EXERCISE GOAL
Count every line in the following entries where the word "subtitle" appears. Give the count alone.

RECORDS
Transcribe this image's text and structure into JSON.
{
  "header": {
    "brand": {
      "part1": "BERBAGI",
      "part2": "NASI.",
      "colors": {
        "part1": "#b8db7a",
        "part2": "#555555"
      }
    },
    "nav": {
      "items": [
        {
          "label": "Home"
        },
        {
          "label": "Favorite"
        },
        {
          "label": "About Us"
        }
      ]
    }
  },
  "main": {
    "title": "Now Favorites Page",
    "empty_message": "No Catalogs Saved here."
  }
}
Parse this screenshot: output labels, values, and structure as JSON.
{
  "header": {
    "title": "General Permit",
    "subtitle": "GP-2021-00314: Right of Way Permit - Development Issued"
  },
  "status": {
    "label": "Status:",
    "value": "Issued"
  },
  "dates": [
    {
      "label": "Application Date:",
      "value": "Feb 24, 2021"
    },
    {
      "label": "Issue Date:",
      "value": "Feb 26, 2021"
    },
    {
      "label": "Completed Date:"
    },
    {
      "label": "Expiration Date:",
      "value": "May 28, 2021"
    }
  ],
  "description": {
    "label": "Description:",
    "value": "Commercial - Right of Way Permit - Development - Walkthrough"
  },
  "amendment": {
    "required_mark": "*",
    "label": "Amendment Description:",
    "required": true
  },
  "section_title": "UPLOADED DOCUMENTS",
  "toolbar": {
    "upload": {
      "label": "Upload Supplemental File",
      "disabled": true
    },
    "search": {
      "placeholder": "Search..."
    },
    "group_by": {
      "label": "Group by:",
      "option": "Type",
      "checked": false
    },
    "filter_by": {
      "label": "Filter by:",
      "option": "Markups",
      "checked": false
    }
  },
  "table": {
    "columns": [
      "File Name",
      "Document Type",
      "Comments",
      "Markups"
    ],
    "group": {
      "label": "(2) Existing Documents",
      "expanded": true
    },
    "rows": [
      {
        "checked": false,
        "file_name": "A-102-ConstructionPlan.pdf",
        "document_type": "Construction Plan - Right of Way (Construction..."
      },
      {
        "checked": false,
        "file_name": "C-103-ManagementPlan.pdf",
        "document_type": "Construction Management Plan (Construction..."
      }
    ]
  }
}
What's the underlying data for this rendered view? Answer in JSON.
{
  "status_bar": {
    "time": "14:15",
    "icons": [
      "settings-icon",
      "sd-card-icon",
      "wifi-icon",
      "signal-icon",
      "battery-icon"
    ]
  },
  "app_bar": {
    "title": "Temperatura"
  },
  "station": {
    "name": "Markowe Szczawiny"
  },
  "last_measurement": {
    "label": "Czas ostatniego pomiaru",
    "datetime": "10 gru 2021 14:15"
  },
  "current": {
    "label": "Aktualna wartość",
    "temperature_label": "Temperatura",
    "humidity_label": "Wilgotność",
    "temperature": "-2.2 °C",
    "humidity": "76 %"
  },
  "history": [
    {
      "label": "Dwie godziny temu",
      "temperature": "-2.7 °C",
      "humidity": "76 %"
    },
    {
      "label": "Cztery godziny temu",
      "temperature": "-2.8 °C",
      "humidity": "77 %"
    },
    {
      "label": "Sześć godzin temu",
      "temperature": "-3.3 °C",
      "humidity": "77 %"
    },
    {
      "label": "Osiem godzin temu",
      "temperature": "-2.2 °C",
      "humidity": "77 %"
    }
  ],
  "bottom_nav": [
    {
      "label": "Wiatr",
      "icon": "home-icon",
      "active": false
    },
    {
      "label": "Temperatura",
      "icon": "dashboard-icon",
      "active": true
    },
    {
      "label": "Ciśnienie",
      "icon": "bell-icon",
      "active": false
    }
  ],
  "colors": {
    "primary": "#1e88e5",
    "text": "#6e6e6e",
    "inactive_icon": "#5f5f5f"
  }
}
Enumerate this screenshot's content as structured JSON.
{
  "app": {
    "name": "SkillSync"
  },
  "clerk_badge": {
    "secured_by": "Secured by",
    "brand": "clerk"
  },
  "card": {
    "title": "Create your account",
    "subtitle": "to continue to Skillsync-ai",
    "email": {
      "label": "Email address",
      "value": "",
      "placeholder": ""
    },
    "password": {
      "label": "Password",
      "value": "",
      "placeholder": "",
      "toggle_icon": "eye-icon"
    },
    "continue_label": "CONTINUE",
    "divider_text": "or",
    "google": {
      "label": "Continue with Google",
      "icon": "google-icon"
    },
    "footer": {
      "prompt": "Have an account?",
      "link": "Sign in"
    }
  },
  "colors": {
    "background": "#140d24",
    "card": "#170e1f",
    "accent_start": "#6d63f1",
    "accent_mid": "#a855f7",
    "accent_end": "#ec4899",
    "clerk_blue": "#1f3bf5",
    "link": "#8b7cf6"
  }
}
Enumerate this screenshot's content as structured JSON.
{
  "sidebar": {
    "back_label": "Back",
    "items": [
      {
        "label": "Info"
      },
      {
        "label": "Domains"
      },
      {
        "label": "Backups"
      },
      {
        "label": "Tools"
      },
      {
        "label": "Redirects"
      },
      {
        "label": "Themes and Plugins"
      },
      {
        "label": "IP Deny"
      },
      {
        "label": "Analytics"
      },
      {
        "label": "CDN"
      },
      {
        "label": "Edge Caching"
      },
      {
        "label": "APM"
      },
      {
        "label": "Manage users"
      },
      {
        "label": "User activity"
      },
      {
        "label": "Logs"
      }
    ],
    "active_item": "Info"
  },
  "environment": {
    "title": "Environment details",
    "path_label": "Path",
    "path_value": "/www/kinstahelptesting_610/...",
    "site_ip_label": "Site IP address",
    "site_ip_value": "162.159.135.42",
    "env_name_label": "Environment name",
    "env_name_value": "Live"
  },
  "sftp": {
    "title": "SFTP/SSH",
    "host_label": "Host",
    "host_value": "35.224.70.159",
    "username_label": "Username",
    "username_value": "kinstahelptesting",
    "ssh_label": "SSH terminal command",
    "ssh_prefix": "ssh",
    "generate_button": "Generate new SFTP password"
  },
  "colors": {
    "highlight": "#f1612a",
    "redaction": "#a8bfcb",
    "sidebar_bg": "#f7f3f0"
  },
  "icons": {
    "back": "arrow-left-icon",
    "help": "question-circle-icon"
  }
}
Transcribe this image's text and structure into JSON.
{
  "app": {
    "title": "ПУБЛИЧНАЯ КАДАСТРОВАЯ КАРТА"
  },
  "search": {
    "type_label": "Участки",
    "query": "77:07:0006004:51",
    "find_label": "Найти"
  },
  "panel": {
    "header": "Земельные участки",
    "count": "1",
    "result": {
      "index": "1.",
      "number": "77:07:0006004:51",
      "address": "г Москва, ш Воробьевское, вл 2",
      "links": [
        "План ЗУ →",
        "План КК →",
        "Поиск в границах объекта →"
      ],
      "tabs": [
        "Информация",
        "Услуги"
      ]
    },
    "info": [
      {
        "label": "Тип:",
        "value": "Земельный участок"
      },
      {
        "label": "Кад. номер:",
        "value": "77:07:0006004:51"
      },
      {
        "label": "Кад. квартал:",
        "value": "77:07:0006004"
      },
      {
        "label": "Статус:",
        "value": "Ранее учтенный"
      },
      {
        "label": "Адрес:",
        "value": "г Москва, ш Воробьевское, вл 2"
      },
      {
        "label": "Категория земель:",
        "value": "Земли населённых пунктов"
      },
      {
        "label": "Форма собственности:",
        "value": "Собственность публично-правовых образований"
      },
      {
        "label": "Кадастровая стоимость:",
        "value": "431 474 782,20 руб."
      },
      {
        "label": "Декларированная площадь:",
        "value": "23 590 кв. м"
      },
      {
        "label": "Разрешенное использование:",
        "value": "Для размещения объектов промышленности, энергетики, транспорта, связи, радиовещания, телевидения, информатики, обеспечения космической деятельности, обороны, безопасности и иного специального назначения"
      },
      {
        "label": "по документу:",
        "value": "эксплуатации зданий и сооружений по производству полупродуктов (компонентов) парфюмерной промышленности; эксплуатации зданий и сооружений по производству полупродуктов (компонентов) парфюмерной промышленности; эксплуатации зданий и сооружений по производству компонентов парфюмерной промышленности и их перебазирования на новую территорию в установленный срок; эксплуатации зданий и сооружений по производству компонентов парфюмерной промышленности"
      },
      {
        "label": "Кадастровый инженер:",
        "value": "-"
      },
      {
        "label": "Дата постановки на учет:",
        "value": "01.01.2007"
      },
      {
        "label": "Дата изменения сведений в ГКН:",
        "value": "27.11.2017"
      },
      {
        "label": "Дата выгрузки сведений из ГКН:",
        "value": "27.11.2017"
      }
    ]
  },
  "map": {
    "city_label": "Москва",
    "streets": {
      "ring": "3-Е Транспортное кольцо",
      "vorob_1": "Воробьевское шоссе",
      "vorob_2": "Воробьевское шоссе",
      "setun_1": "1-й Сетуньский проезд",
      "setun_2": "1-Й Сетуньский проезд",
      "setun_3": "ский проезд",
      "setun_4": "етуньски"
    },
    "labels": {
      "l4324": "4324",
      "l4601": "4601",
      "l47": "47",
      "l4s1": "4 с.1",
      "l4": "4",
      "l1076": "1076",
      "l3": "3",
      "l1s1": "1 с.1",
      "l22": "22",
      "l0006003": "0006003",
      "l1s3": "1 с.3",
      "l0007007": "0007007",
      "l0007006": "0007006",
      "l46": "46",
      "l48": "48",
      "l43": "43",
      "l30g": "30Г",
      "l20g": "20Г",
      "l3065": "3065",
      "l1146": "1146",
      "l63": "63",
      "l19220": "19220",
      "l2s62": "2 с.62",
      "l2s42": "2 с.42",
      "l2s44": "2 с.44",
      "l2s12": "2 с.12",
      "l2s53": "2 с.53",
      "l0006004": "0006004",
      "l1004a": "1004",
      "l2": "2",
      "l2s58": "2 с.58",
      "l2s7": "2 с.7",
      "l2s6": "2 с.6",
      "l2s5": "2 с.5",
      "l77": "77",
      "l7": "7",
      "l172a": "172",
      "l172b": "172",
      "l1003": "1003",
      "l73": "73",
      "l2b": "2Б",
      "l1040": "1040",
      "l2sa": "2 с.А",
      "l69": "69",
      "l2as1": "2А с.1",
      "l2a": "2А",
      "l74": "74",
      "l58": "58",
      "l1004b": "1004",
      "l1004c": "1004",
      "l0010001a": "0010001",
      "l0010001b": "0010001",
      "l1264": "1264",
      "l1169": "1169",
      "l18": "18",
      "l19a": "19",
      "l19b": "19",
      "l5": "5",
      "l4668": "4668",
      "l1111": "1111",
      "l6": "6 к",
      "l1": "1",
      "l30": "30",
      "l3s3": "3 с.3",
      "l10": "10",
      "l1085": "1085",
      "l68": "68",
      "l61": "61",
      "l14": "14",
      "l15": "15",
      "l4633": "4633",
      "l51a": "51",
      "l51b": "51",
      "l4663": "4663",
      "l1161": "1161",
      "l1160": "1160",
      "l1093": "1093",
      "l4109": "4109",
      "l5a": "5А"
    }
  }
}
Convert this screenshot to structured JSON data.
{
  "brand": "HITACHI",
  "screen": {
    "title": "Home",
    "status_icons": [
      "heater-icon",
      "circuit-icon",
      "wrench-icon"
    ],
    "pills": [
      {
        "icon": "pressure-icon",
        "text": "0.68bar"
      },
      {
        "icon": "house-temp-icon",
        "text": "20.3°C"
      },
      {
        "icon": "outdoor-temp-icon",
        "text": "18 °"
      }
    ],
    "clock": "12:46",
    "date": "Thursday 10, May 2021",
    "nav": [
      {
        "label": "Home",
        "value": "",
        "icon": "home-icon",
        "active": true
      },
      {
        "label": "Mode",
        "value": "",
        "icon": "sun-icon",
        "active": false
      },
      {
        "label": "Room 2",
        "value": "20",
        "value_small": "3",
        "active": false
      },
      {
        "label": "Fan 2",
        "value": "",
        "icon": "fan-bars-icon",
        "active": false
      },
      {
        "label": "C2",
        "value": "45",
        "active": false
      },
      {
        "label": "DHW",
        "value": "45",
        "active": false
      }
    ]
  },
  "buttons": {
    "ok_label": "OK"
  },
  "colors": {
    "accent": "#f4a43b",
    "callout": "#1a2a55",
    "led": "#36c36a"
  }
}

ANSWER TO THIS PROBLEM
2